A fundamental tenet of much sociological, psychological and educational literature assumes that the creation of a predictable environment is crucial for nurturing a sense of well-being, as well as for generating a sense of trust in the wider social order. Still, the ways in which the environment is structured, and the very importance attached to the notion of predictability, will vary in different cultural contexts. Findings from an ethnography of daily life at an Israeli kindergarten over the 2001 school year show how the teacher, albeit unwittingly, shaped an environment that was inherently unpredictable. This unpredictability, in turn, served to mobilize personal resources and social practices among the children as a means not only of coping with the unpredictability, but of turning it to their advantage. Studies of Israeli Jewish youth reveal that the resources that are appropriate for successfully managing in an unpredictable environment are indeed salient and positively valued also at later stages in life. It is argued that socialization into an unpredictable environment at an early age reflects an enduring and characteristic facet of Israeli culture with regards to child-rearing.

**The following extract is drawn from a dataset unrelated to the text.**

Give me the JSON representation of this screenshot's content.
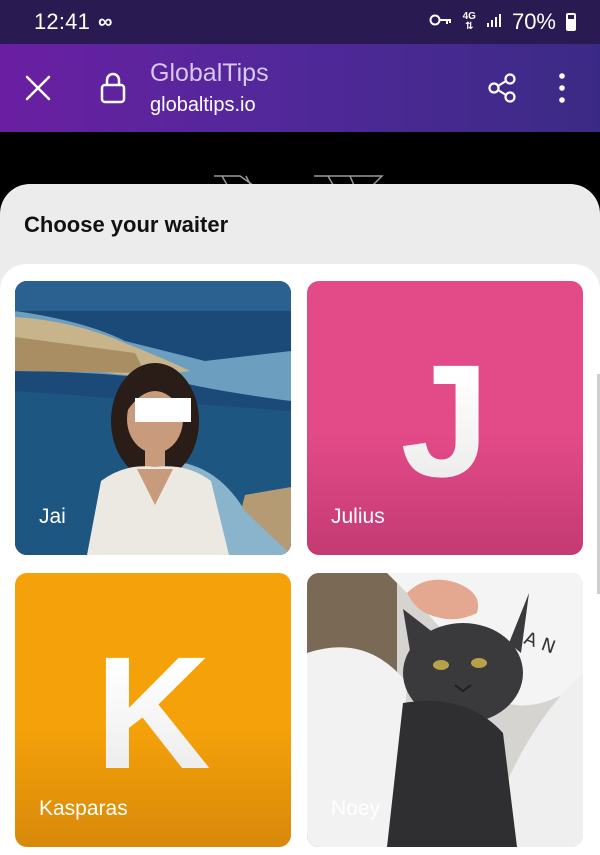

- Early education
ASJC Scopus subject areas
- Social Psychology
- Cultural Studies
- Sociology and Political Science